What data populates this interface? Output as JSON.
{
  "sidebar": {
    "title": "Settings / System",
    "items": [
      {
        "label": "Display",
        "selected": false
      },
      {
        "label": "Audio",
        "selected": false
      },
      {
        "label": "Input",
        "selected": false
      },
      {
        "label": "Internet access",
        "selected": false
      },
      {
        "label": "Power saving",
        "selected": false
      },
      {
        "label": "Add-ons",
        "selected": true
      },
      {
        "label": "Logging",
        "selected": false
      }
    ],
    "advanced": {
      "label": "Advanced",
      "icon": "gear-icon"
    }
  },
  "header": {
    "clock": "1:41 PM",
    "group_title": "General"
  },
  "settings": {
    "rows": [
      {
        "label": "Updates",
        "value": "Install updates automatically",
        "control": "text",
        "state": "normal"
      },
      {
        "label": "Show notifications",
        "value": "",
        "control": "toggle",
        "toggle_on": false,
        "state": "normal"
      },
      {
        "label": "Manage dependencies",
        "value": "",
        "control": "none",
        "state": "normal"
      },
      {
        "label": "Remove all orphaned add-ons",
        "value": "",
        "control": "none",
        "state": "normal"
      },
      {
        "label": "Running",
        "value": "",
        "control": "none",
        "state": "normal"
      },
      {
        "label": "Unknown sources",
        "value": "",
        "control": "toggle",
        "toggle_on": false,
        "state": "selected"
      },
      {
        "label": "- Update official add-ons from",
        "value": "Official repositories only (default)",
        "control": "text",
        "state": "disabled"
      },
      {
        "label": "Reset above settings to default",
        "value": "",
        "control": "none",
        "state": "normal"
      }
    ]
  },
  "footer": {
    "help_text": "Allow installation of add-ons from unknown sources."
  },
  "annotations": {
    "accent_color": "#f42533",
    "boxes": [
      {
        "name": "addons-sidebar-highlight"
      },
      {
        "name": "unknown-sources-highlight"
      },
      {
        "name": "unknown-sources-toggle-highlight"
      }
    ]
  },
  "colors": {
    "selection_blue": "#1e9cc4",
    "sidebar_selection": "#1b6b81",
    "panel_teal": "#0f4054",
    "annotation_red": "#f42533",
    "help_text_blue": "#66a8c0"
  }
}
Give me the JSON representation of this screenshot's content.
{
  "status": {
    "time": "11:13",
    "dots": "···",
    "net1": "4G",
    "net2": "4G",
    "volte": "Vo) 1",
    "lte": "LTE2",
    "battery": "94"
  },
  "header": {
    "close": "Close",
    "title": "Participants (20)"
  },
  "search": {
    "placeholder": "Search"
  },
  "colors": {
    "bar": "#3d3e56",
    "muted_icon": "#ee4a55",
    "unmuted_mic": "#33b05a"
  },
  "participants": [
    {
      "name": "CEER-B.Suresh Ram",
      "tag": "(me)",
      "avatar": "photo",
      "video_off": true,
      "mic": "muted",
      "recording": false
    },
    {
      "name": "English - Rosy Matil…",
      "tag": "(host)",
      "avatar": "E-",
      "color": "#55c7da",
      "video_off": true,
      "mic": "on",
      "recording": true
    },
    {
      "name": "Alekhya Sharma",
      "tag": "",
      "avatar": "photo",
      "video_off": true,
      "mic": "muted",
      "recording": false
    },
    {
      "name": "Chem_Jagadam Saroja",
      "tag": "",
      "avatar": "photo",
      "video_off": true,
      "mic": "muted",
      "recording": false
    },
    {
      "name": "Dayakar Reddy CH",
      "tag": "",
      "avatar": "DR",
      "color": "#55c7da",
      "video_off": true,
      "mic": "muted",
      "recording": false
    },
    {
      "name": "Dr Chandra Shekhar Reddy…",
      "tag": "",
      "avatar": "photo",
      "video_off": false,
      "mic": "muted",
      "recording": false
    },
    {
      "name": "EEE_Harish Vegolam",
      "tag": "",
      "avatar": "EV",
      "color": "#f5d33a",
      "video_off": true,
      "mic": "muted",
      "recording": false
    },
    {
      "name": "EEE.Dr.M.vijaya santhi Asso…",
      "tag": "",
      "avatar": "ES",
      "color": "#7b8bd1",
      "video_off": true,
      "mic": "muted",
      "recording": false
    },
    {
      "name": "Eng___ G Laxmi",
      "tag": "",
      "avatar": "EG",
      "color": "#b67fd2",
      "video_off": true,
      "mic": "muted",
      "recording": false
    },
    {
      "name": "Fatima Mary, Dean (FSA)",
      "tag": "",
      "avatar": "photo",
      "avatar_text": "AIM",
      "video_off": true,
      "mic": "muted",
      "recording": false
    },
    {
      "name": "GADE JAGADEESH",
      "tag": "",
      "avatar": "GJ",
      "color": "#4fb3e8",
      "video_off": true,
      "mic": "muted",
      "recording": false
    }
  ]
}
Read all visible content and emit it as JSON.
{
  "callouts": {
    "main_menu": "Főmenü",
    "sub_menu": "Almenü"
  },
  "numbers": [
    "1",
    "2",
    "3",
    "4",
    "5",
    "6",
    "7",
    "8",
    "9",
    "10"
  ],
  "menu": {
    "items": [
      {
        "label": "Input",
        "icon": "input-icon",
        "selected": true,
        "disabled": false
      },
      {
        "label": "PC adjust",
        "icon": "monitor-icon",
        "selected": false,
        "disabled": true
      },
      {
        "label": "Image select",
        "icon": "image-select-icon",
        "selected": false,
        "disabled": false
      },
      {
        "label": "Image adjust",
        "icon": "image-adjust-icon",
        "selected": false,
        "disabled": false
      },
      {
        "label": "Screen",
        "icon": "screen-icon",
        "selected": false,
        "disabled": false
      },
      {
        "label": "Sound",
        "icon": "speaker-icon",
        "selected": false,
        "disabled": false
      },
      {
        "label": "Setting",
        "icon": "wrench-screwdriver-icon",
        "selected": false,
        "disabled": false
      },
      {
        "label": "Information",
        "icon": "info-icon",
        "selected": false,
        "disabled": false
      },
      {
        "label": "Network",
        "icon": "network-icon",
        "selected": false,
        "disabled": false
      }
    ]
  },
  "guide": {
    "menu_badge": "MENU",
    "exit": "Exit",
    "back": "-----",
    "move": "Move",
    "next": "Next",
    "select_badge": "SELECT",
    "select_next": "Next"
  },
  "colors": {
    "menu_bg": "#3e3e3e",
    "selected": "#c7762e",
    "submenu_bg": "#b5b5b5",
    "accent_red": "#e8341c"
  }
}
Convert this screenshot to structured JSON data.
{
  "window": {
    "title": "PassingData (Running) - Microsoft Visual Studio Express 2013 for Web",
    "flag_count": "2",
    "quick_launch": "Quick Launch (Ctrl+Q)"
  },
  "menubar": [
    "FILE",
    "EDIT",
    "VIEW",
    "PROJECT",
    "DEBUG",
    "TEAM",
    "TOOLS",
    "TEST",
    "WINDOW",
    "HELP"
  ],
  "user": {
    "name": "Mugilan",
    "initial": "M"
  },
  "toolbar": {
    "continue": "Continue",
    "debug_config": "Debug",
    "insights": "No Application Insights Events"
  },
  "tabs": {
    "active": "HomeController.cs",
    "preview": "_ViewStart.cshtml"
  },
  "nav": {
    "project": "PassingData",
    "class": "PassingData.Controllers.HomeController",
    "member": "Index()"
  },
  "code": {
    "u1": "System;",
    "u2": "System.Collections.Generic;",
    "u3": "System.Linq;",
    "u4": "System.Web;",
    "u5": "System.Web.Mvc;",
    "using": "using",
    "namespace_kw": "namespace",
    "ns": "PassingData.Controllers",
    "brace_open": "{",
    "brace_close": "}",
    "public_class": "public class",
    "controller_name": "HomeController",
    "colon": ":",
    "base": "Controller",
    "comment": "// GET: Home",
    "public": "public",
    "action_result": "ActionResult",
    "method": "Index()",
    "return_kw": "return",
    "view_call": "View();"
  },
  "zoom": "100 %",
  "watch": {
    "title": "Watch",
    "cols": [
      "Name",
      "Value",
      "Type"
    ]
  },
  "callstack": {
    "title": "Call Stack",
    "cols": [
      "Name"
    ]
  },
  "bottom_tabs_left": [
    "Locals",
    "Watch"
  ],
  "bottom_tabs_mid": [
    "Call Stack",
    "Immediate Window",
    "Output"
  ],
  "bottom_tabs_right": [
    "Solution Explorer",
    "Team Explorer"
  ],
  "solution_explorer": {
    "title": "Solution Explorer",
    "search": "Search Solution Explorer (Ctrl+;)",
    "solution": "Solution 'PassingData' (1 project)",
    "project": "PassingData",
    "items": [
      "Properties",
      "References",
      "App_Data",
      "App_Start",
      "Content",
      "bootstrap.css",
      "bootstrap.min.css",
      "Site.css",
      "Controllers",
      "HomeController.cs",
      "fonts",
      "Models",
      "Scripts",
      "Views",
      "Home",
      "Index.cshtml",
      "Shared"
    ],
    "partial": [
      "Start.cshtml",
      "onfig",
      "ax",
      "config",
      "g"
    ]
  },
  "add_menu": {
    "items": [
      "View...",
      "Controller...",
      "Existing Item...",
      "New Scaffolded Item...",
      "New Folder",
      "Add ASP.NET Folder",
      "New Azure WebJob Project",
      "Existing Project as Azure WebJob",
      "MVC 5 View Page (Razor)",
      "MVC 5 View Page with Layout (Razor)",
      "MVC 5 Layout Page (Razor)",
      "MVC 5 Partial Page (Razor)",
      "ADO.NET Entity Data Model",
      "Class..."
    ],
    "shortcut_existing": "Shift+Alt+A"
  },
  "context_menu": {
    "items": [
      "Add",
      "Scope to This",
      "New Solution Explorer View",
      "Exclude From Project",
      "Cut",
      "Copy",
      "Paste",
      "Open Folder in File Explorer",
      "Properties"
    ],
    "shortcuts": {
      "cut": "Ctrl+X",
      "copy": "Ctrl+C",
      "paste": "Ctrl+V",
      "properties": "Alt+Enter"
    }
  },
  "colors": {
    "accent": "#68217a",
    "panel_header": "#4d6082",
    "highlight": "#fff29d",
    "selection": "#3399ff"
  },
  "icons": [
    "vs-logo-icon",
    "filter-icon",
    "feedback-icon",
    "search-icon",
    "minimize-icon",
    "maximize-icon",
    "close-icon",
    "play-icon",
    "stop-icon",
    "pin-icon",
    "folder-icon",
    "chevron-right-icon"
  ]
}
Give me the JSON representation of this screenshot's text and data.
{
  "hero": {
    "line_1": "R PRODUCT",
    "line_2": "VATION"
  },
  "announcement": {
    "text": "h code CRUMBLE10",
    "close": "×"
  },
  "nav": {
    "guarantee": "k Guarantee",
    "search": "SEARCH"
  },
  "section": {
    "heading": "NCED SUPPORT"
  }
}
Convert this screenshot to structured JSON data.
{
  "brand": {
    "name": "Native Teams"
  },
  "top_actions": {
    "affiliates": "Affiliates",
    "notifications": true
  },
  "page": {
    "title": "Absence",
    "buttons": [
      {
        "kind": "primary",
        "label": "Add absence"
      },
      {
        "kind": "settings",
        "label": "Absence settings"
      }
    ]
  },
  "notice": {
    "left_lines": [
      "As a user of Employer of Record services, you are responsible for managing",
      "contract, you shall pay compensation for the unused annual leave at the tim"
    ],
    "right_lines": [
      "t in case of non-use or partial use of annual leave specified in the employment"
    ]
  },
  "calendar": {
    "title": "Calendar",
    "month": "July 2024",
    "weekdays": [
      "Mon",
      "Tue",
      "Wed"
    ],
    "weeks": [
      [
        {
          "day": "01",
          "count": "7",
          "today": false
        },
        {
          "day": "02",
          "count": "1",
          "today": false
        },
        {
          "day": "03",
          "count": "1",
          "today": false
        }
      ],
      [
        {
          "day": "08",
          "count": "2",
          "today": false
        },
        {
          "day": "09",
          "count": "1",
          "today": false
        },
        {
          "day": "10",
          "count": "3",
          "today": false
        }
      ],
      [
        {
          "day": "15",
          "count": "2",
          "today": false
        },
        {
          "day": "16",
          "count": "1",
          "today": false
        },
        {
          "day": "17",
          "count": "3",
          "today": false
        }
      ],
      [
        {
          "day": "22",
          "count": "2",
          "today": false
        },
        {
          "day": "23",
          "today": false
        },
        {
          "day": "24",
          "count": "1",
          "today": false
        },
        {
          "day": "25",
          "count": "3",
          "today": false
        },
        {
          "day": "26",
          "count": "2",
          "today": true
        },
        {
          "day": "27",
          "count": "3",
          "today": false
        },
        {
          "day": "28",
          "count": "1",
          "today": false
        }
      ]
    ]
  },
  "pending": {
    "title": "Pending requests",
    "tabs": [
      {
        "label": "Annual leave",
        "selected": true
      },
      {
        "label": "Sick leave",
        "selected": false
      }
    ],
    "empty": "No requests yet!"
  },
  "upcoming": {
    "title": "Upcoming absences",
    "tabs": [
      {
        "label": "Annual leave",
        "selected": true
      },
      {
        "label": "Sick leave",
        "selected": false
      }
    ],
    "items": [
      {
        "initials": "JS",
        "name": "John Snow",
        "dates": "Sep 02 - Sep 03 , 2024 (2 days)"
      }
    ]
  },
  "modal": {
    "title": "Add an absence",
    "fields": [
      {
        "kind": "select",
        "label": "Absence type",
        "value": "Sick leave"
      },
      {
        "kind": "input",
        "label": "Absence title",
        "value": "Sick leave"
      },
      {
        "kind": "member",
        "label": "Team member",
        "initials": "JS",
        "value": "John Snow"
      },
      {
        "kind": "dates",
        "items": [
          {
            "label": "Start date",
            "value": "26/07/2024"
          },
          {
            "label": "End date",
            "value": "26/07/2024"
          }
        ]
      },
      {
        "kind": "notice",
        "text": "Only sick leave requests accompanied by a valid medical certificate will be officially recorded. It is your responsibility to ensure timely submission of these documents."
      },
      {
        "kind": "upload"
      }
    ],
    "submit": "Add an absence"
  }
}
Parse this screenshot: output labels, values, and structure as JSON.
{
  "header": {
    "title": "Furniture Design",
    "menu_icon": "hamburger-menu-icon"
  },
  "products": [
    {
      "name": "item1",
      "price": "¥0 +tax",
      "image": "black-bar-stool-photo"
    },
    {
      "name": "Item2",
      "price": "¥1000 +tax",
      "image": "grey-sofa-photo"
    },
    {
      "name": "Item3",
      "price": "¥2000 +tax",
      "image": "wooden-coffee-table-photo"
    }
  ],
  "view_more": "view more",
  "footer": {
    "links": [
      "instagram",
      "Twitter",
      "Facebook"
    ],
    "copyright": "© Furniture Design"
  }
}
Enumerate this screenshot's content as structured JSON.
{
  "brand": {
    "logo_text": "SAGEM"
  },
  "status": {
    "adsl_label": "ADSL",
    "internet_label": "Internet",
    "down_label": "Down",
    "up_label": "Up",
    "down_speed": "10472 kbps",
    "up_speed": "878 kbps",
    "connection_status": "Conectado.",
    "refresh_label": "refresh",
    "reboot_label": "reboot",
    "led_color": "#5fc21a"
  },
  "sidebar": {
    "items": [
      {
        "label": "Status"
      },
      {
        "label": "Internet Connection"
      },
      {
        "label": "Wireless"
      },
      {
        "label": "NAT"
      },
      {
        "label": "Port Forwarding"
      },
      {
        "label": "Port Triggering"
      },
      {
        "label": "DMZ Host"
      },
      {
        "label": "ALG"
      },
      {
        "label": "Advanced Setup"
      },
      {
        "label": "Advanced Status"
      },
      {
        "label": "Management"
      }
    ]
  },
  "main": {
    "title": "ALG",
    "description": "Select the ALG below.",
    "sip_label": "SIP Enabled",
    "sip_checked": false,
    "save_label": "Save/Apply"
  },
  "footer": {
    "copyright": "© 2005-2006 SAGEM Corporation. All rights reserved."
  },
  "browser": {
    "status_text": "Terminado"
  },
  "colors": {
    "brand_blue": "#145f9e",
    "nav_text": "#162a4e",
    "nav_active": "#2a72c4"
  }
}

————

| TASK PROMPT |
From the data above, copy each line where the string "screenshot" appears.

| EXERCISE RESPONSE |
Give me the JSON representation of this screenshot's content.
Convert this screenshot to structured JSON data.
Give me the JSON representation of this screenshot's text and data.
Convert this screenshot to structured JSON data.
Parse this screenshot: output labels, values, and structure as JSON.
Enumerate this screenshot's content as structured JSON.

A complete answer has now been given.